How Much To Rename A Business School?

Stephen M. Ross’s donation in 2004 to rename the University of Michigan business school the Ross School of Business: $100 million. David G. Booth’s donation in 2008 to rename the University of Chicago business school the Booth School of Business: $300 million.

Renaming elite schools isn’t cheap. Here’s a list compiled by a Quora user of the top 20 business schools, according to U.S. News & World Report, that includes the price tags for name changes. One point to note when looking at those sums is that we don’t know whether the donors gave the schools more than needed to rename them. Perhaps David Booth could have given the University of Chicago $200 million instead of $300 million for the name change.

The latest headline-grabbing name change among elite schools occurred last year, when the University of Pennsylvania’s medical school became the Perelman School of Medicine after Raymond and Ruth Perelman donated $225 million to it.

Such massive gifts enable schools to fund more research and recruit better faculty and students. And there’s the added bonus of brevity. Wharton, Sloan, Kellogg, Booth, Haas, and Tuck, to pull out names from the U.S. News top 10 business school rankings—all are shorter than, say, “the Massachusetts Institute of Technology School of Business Administration.”

That top 10 list includes four holdouts for named business schools: Harvard, Stanford, Columbia, and Yale.

How much money will it take to rename their business schools? Yale and Chicago, before its rebranding four years ago, said they were open to naming their schools after donors, according to a 2006 BusinessWeek story. Harvard, Stanford, and Columbia are going with “priceless”; they say their business schools’ naming rights aren’t for sale.

A Harvard spokesman told BusinessWeek in the 2006 story that the “brand equity” of the Harvard name “is of incalculable value, and we have no intention of abandoning it.” That explanation perhaps explains why none of Harvard’s graduate schools have personal names attached to them, except for the Kennedy School of Government, named in honor of a famous alumnus, not a donor.

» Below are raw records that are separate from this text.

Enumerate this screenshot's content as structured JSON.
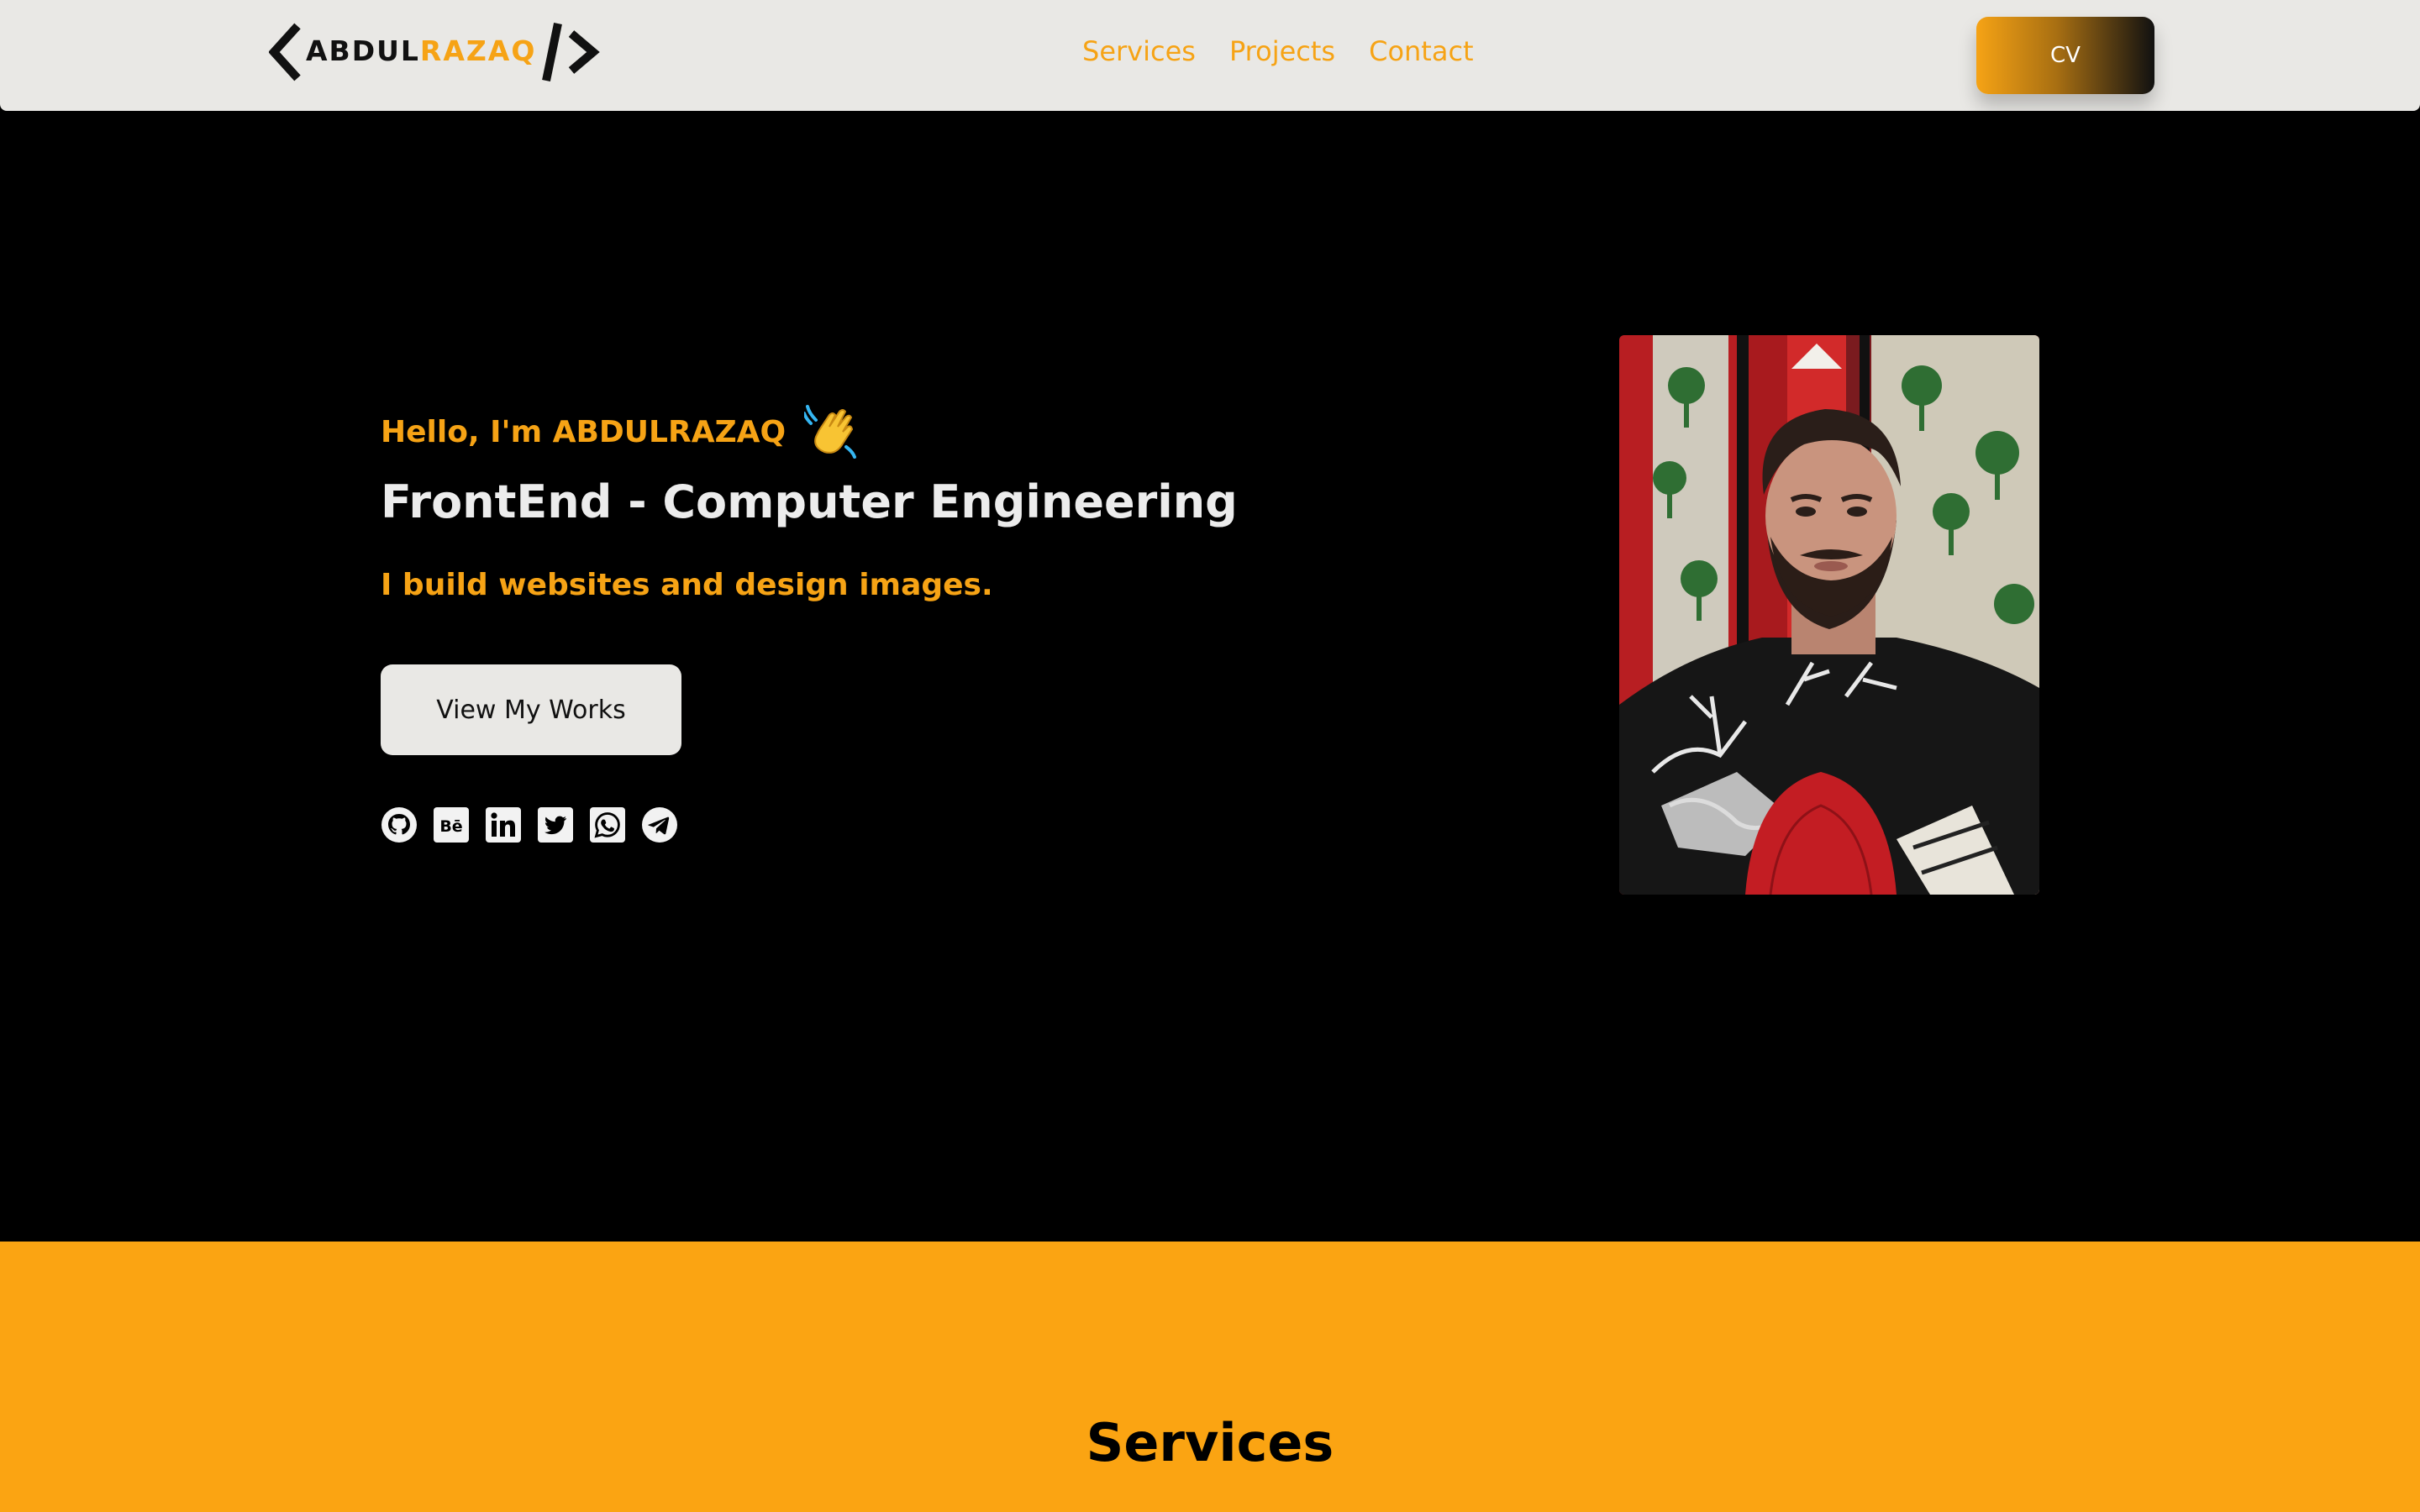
{
  "navbar": {
    "logo": {
      "part_a": "ABDUL",
      "part_b": "RAZAQ"
    },
    "links": [
      {
        "label": "Services"
      },
      {
        "label": "Projects"
      },
      {
        "label": "Contact"
      }
    ],
    "cv_label": "CV"
  },
  "hero": {
    "greeting": "Hello, I'm ABDULRAZAQ",
    "headline": "FrontEnd - Computer Engineering",
    "tagline": "I build websites and design images.",
    "cta_label": "View My Works",
    "socials": [
      {
        "icon": "github-icon"
      },
      {
        "icon": "behance-icon"
      },
      {
        "icon": "linkedin-icon"
      },
      {
        "icon": "twitter-icon"
      },
      {
        "icon": "whatsapp-icon"
      },
      {
        "icon": "telegram-icon"
      }
    ]
  },
  "services": {
    "title": "Services"
  },
  "colors": {
    "accent": "#f6a315",
    "navbar_bg": "#e9e8e5",
    "hero_bg": "#000000",
    "services_bg": "#fba412"
  }
}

For a school with an endowment of more than $30 billion, it might take more than the record $125 million gift Harvard received from engineer Hansjorg Wyss in 2008 to make the administrators reconsider. Even if Harvard pulled in a check much larger than that—even larger than David Booth’s—it seems unlikely it would give up the famous “HBS” name.

The three schools whose law, business, and medical schools have retained the names of the universities are Harvard, Yale, and Stanford. They’re the richest private schools (except for Princeton, which doesn’t have law, business, or medical programs). And they have the strongest “brand equities.”

Those two factors—their wealth and brand—mean it will probably take massive sums of money to persuade those three universities to change their business school names. Every university must have a price. The only question is how much.

Minjae Park

Minjae Park is an intern at the Washington Monthly.